My room-mate and I decided to stay in our room and take a nap. We reasoned that it would help us acclimatize to the change in environs. I was surprised that I was feeling uncomfortable despite taking the required medication for the trip. What baffled me was the fact that my roommate had not taken any medicine, despite the advice from our travel co-ordinators. She felt a bit worse with this strange nauseous feeling all the while. We decided to take a nap until dinner time, which was 8:00pm. Both of us got up a bit before the dinner. My breathlessness had gone but the headache persisted. We had our dinner and filled our water bottles for the night (you do not buy water-bottles in Spiti, you buy water. This is to ensure that the plastic bottles are recycled more and disposed off less).
After dinner, as the last resort, I took a painkiller and slept early. The next day was to begin at 7:00 am. My roommate too decided to take Diamox to counter HAS and hit the sack to get some decent amount of sleep.
Somewhere in the middle of the night, at around 2:00am or so, I woke up to an extremely unwell roommate who had severe bouts of vomiting. I think she had thrown up the medicine as her system just did not accept it. Turns out, she was allergic to the compound called “sulpha” and that was what had reacted. I mentally thanked the universe for this minor repercussion as Kaza has a limited medical facility and a medical emergency at 2:00am would have been slightly difficult to handle.
Things to pack for a day like this?
1) A travel-pillow like this might come handy.
2) A water-bottle, or the one with an infuser if you have travel/mountain-sickness.
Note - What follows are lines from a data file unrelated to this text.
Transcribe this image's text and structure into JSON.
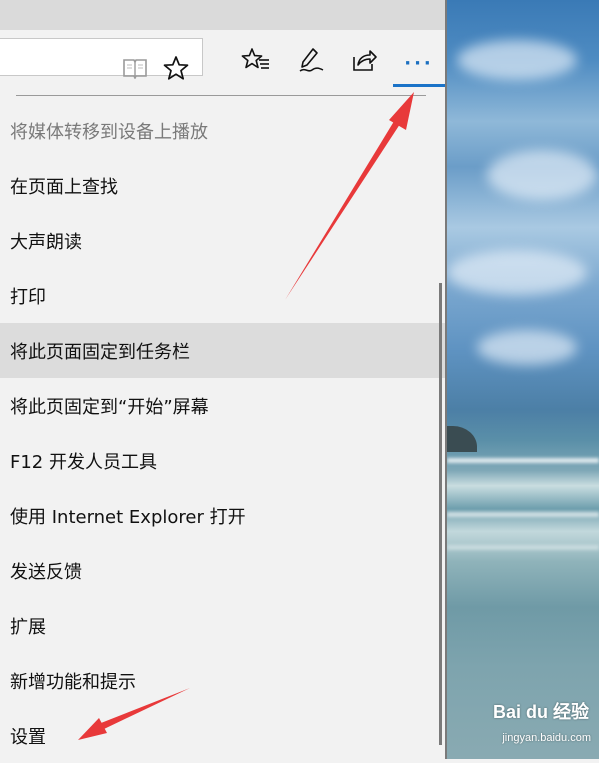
{
  "toolbar": {
    "reading_view_icon": "reading-view-icon",
    "favorite_icon": "star-icon",
    "hub_icon": "hub-icon",
    "note_icon": "pen-icon",
    "share_icon": "share-icon",
    "more_label": "···"
  },
  "menu": {
    "items": [
      {
        "label": "将媒体转移到设备上播放",
        "state": "disabled"
      },
      {
        "label": "在页面上查找",
        "state": "normal"
      },
      {
        "label": "大声朗读",
        "state": "normal"
      },
      {
        "label": "打印",
        "state": "normal"
      },
      {
        "label": "将此页面固定到任务栏",
        "state": "hover"
      },
      {
        "label": "将此页固定到“开始”屏幕",
        "state": "normal"
      },
      {
        "label": "F12 开发人员工具",
        "state": "normal"
      },
      {
        "label": "使用 Internet Explorer 打开",
        "state": "normal"
      },
      {
        "label": "发送反馈",
        "state": "normal"
      },
      {
        "label": "扩展",
        "state": "normal"
      },
      {
        "label": "新增功能和提示",
        "state": "normal"
      },
      {
        "label": "设置",
        "state": "normal"
      }
    ]
  },
  "watermark": {
    "logo_text": "Bai du 经验",
    "url_text": "jingyan.baidu.com"
  },
  "colors": {
    "accent": "#1b73c8",
    "arrow": "#e8393a",
    "menu_bg": "#f2f2f2",
    "hover_bg": "#dcdcdc"
  }
}
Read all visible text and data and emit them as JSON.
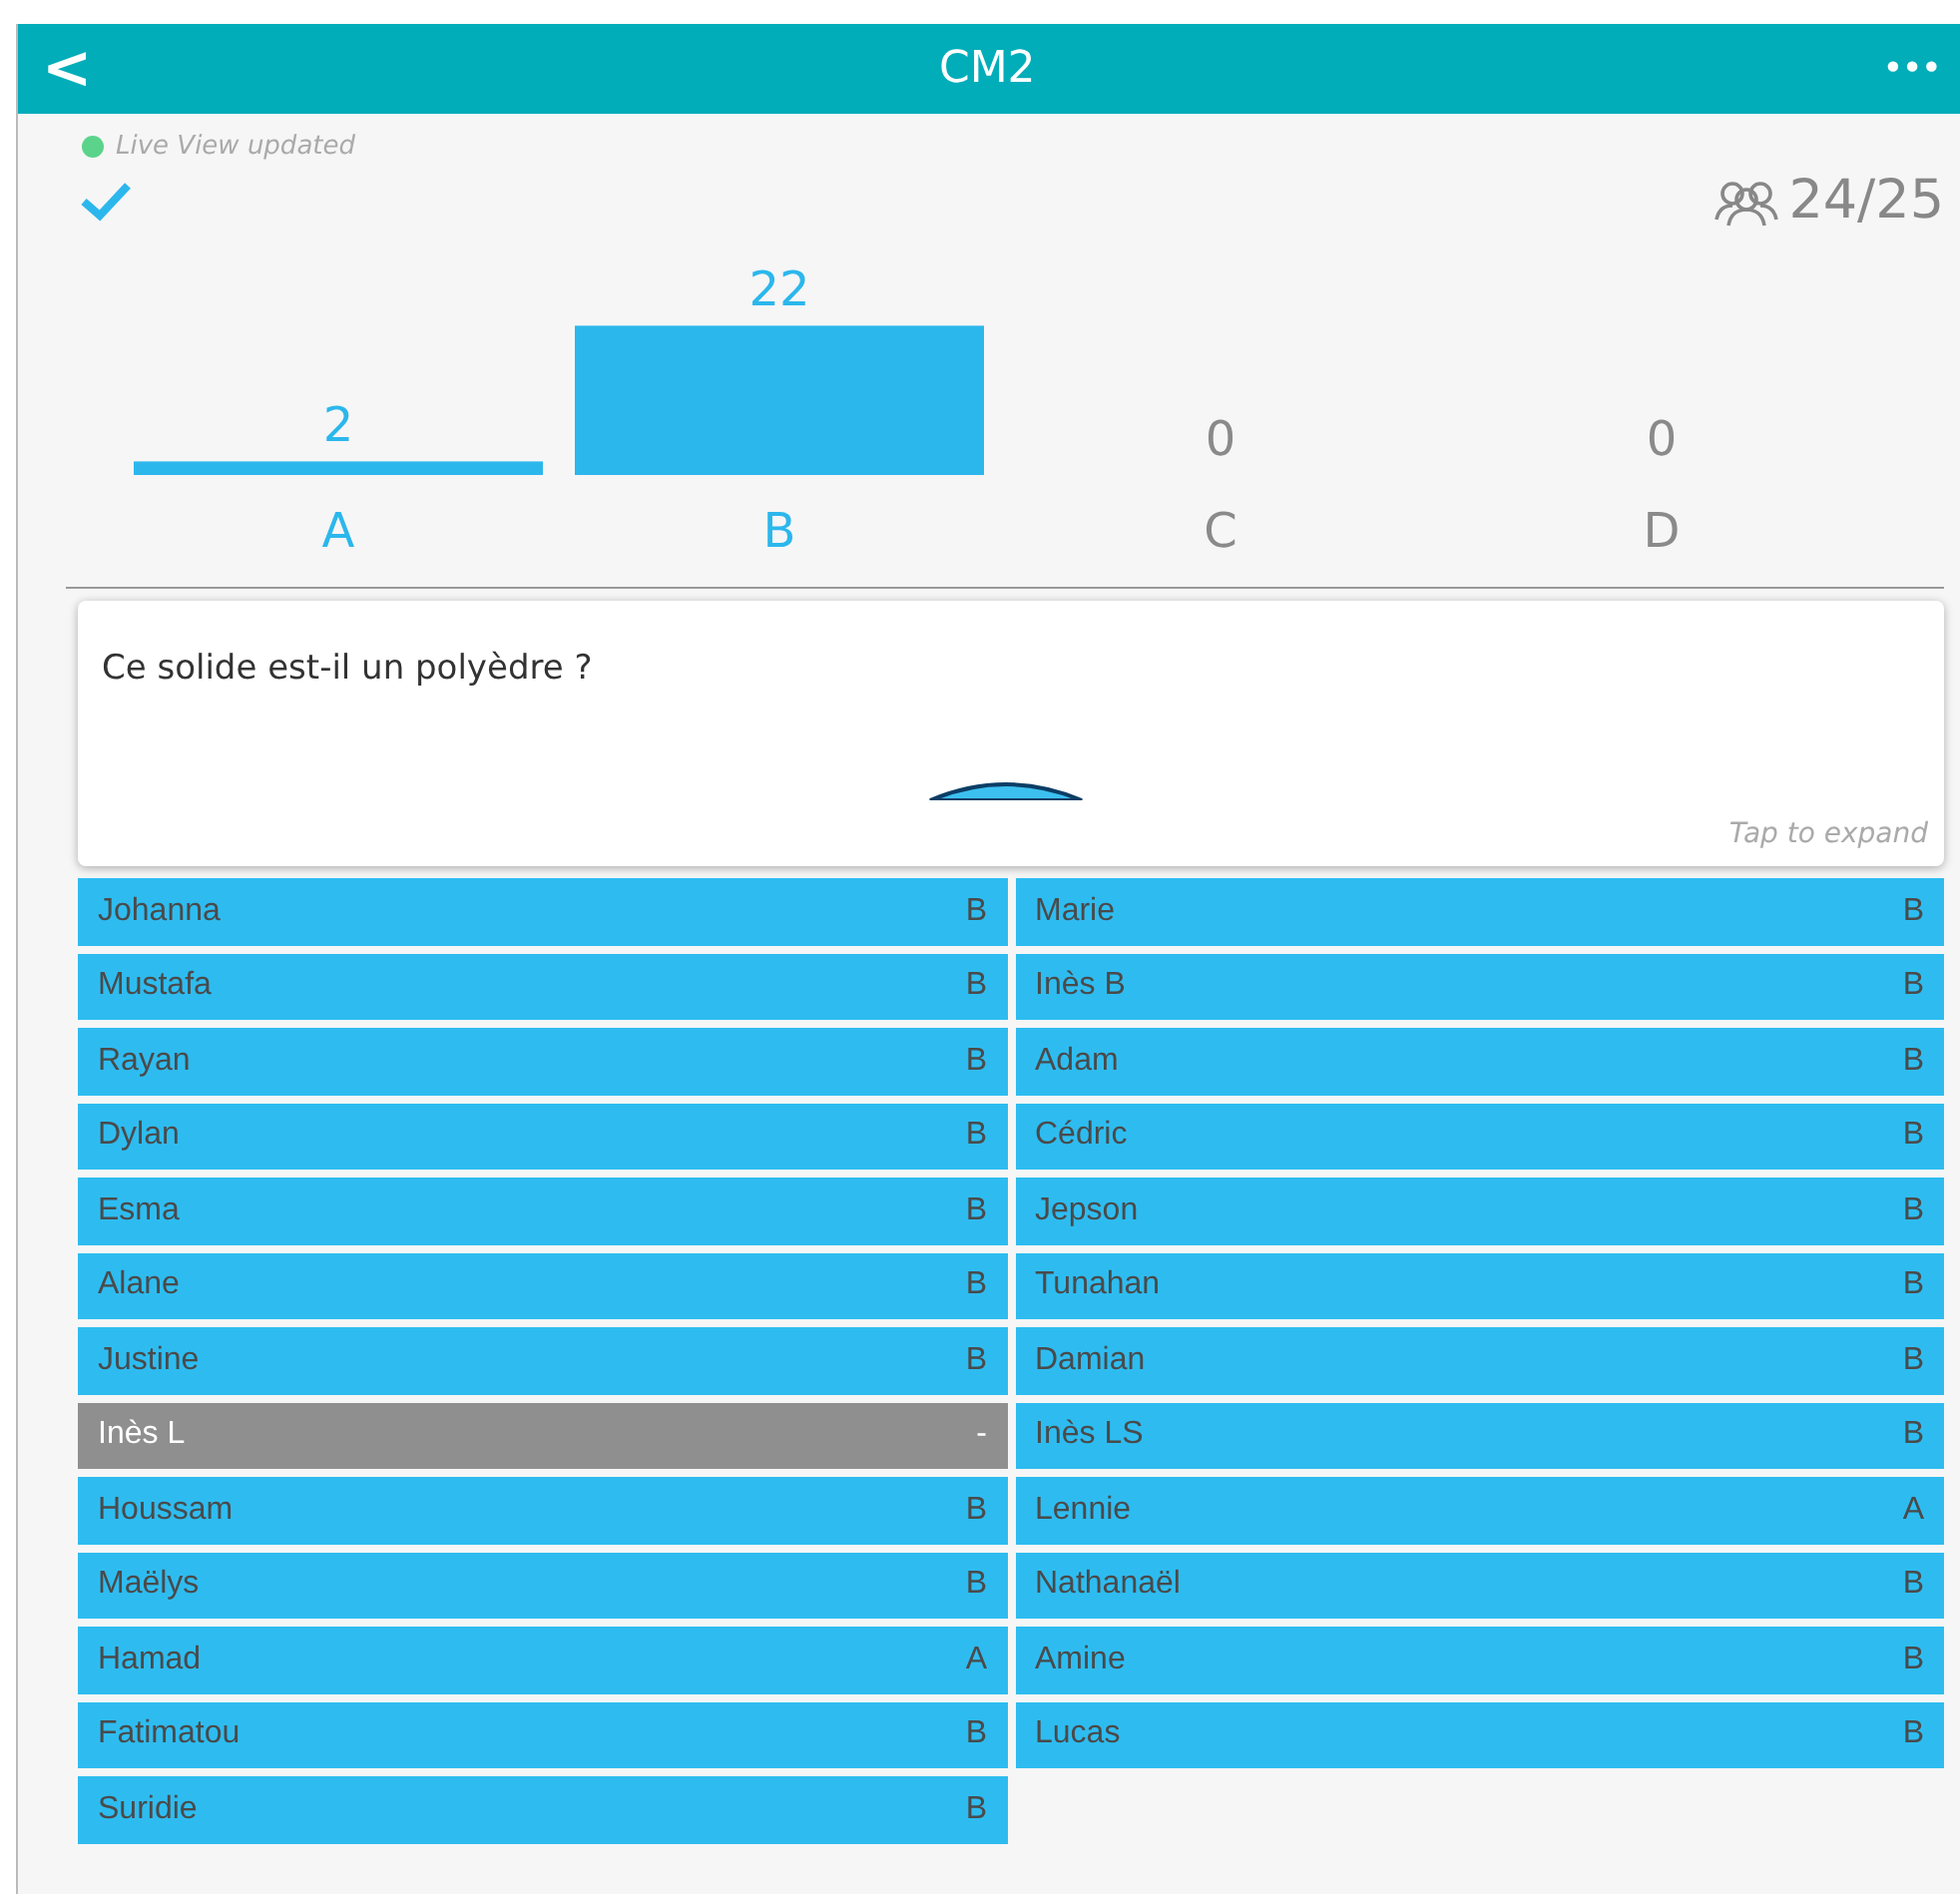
{
  "header": {
    "back": "<",
    "title": "CM2",
    "more": "•••"
  },
  "status": {
    "text": "Live View updated"
  },
  "participants": "24/25",
  "chart_data": {
    "type": "bar",
    "categories": [
      "A",
      "B",
      "C",
      "D"
    ],
    "values": [
      2,
      22,
      0,
      0
    ],
    "data_labels": true
  },
  "question": {
    "text": "Ce solide est-il un polyèdre ?",
    "hint": "Tap to expand"
  },
  "students": {
    "left_column": [
      {
        "name": "Johanna",
        "answer": "B",
        "answered": true
      },
      {
        "name": "Mustafa",
        "answer": "B",
        "answered": true
      },
      {
        "name": "Rayan",
        "answer": "B",
        "answered": true
      },
      {
        "name": "Dylan",
        "answer": "B",
        "answered": true
      },
      {
        "name": "Esma",
        "answer": "B",
        "answered": true
      },
      {
        "name": "Alane",
        "answer": "B",
        "answered": true
      },
      {
        "name": "Justine",
        "answer": "B",
        "answered": true
      },
      {
        "name": "Inès L",
        "answer": "-",
        "answered": false
      },
      {
        "name": "Houssam",
        "answer": "B",
        "answered": true
      },
      {
        "name": "Maëlys",
        "answer": "B",
        "answered": true
      },
      {
        "name": "Hamad",
        "answer": "A",
        "answered": true
      },
      {
        "name": "Fatimatou",
        "answer": "B",
        "answered": true
      },
      {
        "name": "Suridie",
        "answer": "B",
        "answered": true
      }
    ],
    "right_column": [
      {
        "name": "Marie",
        "answer": "B",
        "answered": true
      },
      {
        "name": "Inès B",
        "answer": "B",
        "answered": true
      },
      {
        "name": "Adam",
        "answer": "B",
        "answered": true
      },
      {
        "name": "Cédric",
        "answer": "B",
        "answered": true
      },
      {
        "name": "Jepson",
        "answer": "B",
        "answered": true
      },
      {
        "name": "Tunahan",
        "answer": "B",
        "answered": true
      },
      {
        "name": "Damian",
        "answer": "B",
        "answered": true
      },
      {
        "name": "Inès LS",
        "answer": "B",
        "answered": true
      },
      {
        "name": "Lennie",
        "answer": "A",
        "answered": true
      },
      {
        "name": "Nathanaël",
        "answer": "B",
        "answered": true
      },
      {
        "name": "Amine",
        "answer": "B",
        "answered": true
      },
      {
        "name": "Lucas",
        "answer": "B",
        "answered": true
      }
    ]
  }
}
3) An excellent quality sunscreen. I use this one; works amazingly well without making the skin oily.
Read Day 2 here.
Where to stay?
If you are travelling on your own, you can use this deals-finder to look for a property and book a place for yourself. I use this site frequently, as they do not charge anything for cancellation.
P.S.: Some of you have written for the metrics for this sequence:
Manali>Gramphoo>Chhatru>Battal> Kunzum Pass>Losar>Kaza
Here they are:
Distance between Old Manali to Kaza: 210kms
Distance between Old Manali to Gramphoo: 67kms
Distance between Gramphoo and Chhatru: 18kms
Distance between Chhatru and Battal: 32kms
Distance between Battal and Kunzum Pass: Someone please update
Distance between Kunzum Pass and Losar: 20kms
Distance between Losar to Kaza: 61kms